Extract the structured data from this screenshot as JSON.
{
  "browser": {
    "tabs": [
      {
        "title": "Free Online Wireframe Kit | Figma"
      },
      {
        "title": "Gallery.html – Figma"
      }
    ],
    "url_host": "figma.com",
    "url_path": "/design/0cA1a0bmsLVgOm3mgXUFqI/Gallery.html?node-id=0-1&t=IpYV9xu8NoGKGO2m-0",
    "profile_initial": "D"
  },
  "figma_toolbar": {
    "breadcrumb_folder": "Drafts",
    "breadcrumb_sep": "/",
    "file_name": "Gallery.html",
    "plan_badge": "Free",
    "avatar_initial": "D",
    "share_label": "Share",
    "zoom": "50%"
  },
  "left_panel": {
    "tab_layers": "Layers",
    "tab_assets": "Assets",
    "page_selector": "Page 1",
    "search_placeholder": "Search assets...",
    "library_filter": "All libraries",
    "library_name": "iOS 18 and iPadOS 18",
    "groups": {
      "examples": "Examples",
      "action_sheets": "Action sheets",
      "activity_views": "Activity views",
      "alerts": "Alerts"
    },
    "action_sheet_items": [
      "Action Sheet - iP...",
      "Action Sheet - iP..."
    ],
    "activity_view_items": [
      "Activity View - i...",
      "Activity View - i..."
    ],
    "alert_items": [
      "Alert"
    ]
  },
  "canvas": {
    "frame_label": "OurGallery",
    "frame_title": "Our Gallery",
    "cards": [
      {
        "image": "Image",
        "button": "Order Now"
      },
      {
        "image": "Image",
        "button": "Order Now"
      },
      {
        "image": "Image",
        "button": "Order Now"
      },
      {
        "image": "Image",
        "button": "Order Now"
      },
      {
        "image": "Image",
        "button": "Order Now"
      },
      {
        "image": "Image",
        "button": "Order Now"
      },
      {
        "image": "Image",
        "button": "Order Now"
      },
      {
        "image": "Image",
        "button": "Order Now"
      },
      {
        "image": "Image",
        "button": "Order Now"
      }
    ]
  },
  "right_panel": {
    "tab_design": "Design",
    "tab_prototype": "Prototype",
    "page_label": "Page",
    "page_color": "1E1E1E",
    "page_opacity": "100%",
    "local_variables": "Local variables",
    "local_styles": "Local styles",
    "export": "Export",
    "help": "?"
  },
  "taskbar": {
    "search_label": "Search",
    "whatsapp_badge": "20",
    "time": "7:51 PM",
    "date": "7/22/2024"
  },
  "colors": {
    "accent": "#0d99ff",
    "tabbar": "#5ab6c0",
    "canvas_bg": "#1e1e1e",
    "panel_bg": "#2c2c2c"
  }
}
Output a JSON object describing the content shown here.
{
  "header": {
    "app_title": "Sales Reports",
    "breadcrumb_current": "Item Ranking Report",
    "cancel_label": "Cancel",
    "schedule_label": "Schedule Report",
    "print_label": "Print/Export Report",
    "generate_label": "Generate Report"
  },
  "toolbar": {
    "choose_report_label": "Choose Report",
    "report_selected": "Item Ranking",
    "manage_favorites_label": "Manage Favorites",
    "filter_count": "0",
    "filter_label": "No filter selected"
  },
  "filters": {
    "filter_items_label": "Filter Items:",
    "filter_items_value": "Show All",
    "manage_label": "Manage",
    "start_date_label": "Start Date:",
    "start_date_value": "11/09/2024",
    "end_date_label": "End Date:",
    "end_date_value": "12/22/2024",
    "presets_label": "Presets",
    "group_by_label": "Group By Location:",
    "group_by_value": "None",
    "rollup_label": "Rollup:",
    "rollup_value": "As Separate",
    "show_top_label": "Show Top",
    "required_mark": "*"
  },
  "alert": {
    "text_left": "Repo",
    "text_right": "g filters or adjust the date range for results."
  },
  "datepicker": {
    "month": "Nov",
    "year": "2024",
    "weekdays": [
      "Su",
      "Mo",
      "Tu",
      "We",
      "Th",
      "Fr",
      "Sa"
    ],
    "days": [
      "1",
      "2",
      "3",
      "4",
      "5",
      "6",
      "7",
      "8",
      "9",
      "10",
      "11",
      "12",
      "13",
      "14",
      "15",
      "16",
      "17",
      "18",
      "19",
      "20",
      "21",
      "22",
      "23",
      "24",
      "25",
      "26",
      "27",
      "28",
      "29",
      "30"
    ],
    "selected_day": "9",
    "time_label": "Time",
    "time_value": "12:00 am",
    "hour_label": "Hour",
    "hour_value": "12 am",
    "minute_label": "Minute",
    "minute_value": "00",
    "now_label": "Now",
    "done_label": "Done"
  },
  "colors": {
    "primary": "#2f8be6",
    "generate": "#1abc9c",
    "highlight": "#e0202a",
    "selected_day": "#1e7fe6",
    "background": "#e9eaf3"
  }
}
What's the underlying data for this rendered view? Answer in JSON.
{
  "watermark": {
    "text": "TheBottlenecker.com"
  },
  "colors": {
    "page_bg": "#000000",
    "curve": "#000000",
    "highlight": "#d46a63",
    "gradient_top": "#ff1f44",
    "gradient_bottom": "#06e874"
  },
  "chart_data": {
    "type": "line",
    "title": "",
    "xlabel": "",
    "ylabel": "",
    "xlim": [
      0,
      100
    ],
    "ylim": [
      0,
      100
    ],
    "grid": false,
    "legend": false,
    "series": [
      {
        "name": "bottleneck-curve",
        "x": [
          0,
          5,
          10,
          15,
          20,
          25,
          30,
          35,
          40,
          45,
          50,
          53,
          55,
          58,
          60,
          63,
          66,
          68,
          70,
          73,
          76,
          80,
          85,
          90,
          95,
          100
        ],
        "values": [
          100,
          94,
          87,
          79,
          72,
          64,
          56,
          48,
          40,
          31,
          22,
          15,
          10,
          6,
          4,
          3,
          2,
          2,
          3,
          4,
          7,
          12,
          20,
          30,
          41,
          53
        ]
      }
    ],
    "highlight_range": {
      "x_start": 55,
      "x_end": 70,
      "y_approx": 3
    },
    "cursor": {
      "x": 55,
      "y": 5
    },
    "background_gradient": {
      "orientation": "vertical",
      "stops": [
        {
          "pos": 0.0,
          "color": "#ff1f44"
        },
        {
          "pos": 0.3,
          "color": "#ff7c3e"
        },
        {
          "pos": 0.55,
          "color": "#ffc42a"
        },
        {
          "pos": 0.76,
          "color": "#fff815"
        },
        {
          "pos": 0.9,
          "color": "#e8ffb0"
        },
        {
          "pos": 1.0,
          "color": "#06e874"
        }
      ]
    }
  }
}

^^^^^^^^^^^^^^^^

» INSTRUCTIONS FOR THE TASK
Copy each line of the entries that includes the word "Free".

» OUTPUT OF THE TASK
        "title": "Free Online Wireframe Kit | Figma"
    "plan_badge": "Free",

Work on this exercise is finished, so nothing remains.